The ongoing renovation and restoration of Heritage Hall on Essex Street has led to revelations about Guelph’s black heritage that were, until recently, largely unknown even to members of the black community.
“I grew up in Guelph and I only heard about this building when I was on campus at the University of Guelph and it was from somebody else who had been here and told me about it,” said Denise Francis, president and treasurer of the Guelph Black Heritage Society. “I came one Saturday and was just looking around and so I have had that connection to this building since the 90s.”
The Guelph Black Heritage Society was formed in 2011 shortly after the BME Church at 83 Essex St was listed for sale. The stated goal of GBHS was to purchase and preserve the historical significance of the church.
The stone British Methodist Episcopal Church was built in 1880 to serve the growing black population in Guelph. Many from the congregation were fugitive slaves from the United States.
“They had something called the AME, the American Methodist Episcopalian Church and when they came to Canada that’s when they became the BME Church,” said Francis. “Historically it was members of the black community often people who came to Canada via the Underground Railroad and they formed these congregations.”
Records show that the congregation was gathering on the property as early as 1870.
“Prior to this structure being here there was actually a wooden structure on this lot,” said Francis. “The wooden structure was here for 10 years prior to this stone building being built.”
The GBHS bought the church in December 2012 and renamed it Heritage Hall. When GuelphToday visited in July of last year the GBHS had just received $19,250 from the Canadian Cultural Spaces Fund and $15,000 from the Guelph Community Foundation for their Theatre Project.
“We’ve got some new AV equipment, new chairs and a new stage,” said Francis. “The shutters came from that money as well.”
The new stage and AV equipment have allowed the GBHS to improve the production value of their educational and social events and to attract others to use the hall for concerts, religious services, plays, recording sessions, video shoots and movie nights.
“It has really helped us turn this into a more versatile space and more attractive to people who want to use our building,” said Francis.
With the help of three new grants they plan to build an addition on the back of the hall that will include a wheelchair ramp.
“This year we received grants from the Ontario Trillium Foundation, the Enabling Accessibility Fund and from Canadian Heritage and the funds from those three grants will enable us to start what we call our Freedom Project,” said Francis. “The new addition will be about 500 square feet and will include a stairwell, a vestibule, a washroom and an exterior ramp.”

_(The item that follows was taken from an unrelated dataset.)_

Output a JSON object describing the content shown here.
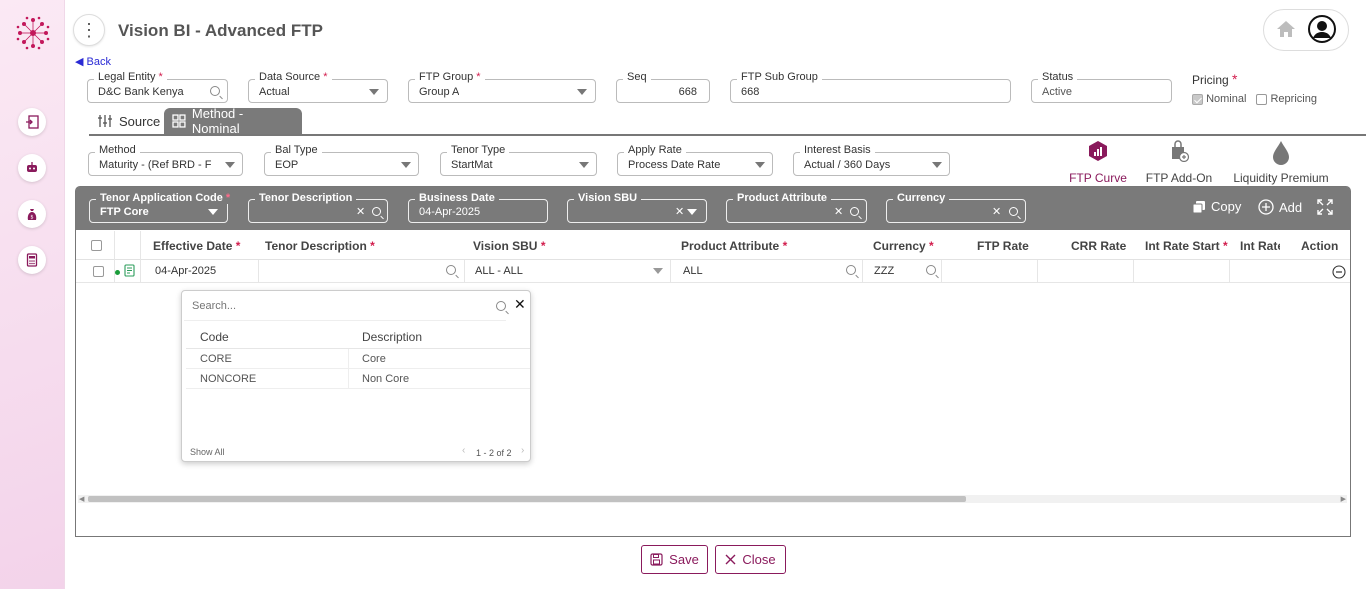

The goal of the Freedom Project and future renovation work is to modernize the building to make it more energy efficient and improve accessibility while preserving as much of the heritage features as possible.
“These are the original doors and we are trying to determine if they can be repaired,” said Francis. “We still have some of the original glass in the windows. The glass at the top that appears wavy is original glass from the 1880s.”
Other features have been lost to history.
“One of the things that is disappointing is that there aren’t too many pictures,” said Francis. “There used to be a manse in the back that the preacher used to live in. Local historian Jerry Prager found one picture of the manse.”
They have plans to construct a remembrance garden on the property where people can come and reflect about the community that lived and worshipped there 150 years ago.
They are also making plans for 2020 to celebrate the 150th anniversary of the BME Church in Guelph
“Natasha Henry from the Ontario Black History Society is doing some research for us so that we have a little booklet about local black history,” said Francis. “We are having our normal series of events in Black History Month and we will have our big emancipation jamboree that occurs on the last Saturday of July. It will be a party atmosphere, with music and things for kids.”
The building has yet to reveal all its history but Francis and other members of the GBHS are happy that it is becoming a popular centre for modern educational and cultural events.
“I consider my work with the GBHS a passion project,” said Francis. “Guelph and Wellington have such a rich history and there is so much we didn’t learn in school. It is our goal as the Guelph Black Heritage Society to share our history with everybody because it’s not just black history. It’s Canadian history.”